ACTIVITY -
Where does the string "start" occur in the records below? Copy every line that holds it.

GIVEN ENTRIES -
▬▬▬▬▬▬▬▬▬▬

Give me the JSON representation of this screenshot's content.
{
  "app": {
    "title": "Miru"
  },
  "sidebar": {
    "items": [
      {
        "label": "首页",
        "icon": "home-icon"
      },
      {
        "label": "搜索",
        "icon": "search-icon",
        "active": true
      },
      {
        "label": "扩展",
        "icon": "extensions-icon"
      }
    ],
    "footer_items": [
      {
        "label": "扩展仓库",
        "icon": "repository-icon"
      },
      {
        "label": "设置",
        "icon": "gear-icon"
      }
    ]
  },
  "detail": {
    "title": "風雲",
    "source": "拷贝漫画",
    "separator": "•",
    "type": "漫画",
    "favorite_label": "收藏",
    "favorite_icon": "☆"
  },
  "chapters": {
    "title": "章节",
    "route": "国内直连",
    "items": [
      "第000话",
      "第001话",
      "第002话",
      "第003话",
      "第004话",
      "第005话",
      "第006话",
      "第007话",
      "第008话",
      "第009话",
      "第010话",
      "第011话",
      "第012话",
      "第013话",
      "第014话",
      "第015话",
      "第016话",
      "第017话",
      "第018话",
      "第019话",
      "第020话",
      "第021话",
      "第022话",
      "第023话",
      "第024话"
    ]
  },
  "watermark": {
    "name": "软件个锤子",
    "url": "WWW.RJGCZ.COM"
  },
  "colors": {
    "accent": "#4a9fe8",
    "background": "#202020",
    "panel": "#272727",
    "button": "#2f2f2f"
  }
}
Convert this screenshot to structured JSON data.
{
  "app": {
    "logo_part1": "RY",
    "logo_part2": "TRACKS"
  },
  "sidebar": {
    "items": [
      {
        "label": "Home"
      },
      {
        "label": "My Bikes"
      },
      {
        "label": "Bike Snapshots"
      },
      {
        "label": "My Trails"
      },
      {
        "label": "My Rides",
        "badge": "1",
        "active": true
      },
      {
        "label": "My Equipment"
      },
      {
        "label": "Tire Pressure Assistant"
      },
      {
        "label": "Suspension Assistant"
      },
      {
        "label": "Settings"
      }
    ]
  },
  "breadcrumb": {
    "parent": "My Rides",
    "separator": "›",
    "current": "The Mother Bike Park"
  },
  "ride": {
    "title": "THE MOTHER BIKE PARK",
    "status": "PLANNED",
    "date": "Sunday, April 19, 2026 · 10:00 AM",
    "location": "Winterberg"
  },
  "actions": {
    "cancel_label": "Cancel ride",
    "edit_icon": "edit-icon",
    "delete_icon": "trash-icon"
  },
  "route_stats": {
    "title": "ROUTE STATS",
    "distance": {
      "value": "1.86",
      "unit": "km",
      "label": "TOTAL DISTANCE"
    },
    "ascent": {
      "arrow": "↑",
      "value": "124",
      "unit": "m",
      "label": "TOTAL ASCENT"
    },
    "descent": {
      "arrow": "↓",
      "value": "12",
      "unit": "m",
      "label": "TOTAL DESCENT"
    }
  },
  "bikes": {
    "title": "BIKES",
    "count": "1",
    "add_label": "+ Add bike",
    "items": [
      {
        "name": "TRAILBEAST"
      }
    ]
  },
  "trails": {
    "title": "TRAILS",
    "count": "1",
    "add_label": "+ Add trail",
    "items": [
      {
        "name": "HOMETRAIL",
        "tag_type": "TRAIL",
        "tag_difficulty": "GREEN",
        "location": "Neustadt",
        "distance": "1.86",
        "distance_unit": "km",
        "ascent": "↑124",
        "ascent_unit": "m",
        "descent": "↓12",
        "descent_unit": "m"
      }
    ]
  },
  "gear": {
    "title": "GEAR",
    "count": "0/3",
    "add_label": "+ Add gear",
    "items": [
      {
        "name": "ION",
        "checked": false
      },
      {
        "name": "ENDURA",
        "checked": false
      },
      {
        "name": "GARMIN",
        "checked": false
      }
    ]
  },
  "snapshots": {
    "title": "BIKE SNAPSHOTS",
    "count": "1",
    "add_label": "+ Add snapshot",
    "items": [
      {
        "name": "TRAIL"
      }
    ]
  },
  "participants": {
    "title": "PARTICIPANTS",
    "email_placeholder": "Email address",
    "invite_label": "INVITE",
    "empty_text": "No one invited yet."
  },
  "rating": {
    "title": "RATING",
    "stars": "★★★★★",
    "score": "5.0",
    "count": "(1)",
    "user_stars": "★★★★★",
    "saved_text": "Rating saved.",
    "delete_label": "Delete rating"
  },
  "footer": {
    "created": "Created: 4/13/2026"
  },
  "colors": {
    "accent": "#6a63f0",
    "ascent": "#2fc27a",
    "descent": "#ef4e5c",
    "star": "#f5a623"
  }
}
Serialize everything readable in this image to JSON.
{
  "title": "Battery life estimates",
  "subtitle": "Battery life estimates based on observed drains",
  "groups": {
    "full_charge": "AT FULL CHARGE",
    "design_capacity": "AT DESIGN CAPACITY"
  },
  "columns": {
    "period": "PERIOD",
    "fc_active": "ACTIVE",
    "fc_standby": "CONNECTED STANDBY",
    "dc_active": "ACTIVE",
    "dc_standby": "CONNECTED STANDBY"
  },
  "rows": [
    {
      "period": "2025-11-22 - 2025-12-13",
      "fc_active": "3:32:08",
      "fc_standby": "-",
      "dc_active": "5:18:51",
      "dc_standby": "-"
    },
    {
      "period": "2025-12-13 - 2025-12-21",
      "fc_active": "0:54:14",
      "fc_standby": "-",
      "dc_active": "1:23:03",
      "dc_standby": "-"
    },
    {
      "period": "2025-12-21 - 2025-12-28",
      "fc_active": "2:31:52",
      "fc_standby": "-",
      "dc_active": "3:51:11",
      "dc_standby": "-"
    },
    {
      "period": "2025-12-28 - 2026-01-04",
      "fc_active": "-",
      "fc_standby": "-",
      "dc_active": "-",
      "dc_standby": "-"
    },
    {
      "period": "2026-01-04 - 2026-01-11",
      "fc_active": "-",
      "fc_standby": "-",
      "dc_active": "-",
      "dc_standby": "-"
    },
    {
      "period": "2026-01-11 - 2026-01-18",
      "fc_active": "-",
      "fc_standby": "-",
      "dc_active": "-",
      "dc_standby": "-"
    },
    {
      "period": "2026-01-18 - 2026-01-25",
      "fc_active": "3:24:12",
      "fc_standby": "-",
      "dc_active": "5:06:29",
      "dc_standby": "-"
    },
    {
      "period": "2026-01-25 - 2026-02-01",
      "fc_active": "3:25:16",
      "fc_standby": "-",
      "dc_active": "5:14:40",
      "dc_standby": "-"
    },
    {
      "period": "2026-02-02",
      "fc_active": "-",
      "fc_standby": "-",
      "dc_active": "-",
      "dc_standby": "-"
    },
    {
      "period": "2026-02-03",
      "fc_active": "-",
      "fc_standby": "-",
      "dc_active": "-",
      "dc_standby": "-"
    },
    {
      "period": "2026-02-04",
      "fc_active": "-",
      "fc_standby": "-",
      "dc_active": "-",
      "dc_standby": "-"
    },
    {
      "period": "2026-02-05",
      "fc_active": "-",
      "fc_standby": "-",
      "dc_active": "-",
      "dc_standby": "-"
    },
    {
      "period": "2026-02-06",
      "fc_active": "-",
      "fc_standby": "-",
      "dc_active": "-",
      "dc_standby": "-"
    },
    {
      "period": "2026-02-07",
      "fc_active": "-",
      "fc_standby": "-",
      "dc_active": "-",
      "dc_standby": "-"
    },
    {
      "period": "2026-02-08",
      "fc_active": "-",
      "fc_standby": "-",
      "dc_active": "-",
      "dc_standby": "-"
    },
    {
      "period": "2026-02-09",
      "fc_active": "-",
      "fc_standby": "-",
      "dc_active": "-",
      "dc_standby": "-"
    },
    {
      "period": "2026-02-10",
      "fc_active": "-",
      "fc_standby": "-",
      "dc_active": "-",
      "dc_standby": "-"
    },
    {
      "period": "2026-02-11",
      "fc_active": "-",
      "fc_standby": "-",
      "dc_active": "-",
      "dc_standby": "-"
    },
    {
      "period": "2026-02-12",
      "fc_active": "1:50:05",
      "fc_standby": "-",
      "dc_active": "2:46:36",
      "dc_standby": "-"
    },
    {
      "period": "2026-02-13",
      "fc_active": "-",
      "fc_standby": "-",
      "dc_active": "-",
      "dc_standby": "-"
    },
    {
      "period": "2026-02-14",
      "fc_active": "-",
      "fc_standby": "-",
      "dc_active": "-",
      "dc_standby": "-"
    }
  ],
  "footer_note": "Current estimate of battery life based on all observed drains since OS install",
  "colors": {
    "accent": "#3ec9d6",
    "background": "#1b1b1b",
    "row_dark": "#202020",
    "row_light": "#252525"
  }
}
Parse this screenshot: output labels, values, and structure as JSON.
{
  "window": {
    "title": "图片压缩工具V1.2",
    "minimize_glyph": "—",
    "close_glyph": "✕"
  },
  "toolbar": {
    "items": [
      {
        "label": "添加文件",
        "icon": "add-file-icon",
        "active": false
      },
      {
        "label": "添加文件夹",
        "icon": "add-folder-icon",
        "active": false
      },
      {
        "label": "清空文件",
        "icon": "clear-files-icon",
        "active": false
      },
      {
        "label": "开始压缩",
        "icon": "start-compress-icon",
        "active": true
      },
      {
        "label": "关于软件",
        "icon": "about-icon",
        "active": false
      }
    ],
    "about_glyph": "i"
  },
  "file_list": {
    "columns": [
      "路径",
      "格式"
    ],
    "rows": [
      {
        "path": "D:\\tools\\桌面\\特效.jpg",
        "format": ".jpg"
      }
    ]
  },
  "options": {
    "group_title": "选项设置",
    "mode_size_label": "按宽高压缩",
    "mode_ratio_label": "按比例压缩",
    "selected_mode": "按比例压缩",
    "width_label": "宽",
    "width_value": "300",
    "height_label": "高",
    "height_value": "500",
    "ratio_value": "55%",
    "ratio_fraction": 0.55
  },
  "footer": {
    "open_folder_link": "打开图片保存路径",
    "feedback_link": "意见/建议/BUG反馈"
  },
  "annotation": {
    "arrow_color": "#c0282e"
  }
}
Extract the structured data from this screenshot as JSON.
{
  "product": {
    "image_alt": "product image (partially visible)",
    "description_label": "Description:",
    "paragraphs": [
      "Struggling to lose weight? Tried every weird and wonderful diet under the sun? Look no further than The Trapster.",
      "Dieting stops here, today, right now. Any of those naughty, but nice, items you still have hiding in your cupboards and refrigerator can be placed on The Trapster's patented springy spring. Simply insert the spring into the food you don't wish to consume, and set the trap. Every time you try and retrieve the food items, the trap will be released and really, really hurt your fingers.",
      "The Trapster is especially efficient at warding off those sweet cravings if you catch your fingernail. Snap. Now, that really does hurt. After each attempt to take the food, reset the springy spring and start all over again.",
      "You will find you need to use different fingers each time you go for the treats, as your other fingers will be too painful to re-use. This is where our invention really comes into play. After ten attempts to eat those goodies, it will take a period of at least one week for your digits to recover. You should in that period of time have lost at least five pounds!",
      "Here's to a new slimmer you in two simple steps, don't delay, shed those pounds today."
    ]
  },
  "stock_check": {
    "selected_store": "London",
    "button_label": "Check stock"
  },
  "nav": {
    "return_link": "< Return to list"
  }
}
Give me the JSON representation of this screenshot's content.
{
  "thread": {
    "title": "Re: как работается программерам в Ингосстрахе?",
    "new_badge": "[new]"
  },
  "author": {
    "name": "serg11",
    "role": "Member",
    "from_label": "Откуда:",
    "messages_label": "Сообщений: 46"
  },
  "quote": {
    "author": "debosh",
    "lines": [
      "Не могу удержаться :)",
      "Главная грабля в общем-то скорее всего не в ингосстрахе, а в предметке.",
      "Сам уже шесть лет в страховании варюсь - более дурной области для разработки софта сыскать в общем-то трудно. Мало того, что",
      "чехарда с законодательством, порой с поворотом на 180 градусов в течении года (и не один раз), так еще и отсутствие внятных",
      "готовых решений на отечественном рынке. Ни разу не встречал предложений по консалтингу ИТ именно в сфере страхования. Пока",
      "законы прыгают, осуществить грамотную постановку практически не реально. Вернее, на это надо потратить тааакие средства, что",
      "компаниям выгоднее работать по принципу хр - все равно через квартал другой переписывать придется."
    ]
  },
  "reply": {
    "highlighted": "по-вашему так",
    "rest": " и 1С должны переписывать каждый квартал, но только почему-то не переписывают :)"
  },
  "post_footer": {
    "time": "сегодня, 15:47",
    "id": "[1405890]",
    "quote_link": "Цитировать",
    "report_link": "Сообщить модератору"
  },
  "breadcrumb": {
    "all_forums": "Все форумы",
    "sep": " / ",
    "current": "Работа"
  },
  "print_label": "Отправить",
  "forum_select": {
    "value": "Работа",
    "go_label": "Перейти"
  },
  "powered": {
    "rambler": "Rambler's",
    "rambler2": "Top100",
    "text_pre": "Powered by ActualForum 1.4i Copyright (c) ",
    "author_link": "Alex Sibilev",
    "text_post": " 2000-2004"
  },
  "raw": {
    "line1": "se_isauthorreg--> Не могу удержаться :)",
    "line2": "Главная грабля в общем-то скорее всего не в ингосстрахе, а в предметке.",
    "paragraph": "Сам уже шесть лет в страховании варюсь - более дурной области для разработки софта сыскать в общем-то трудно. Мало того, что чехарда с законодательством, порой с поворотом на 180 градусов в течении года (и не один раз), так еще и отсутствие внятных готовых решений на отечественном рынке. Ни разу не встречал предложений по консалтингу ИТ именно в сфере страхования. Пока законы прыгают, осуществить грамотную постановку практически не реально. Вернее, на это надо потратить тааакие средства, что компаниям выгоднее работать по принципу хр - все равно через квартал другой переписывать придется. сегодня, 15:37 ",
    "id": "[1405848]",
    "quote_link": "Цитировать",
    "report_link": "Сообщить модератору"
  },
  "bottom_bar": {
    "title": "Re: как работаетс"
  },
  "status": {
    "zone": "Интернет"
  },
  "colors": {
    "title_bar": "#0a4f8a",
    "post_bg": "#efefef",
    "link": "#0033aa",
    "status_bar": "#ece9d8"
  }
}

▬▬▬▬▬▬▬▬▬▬

RESULT FOR THIS EXERCISE -
        "icon": "start-compress-icon",
      "The Trapster is especially efficient at warding off those sweet cravings if you catch your fingernail. Snap. Now, that really does hurt. After each attempt to take the food, reset the springy spring and start all over again.",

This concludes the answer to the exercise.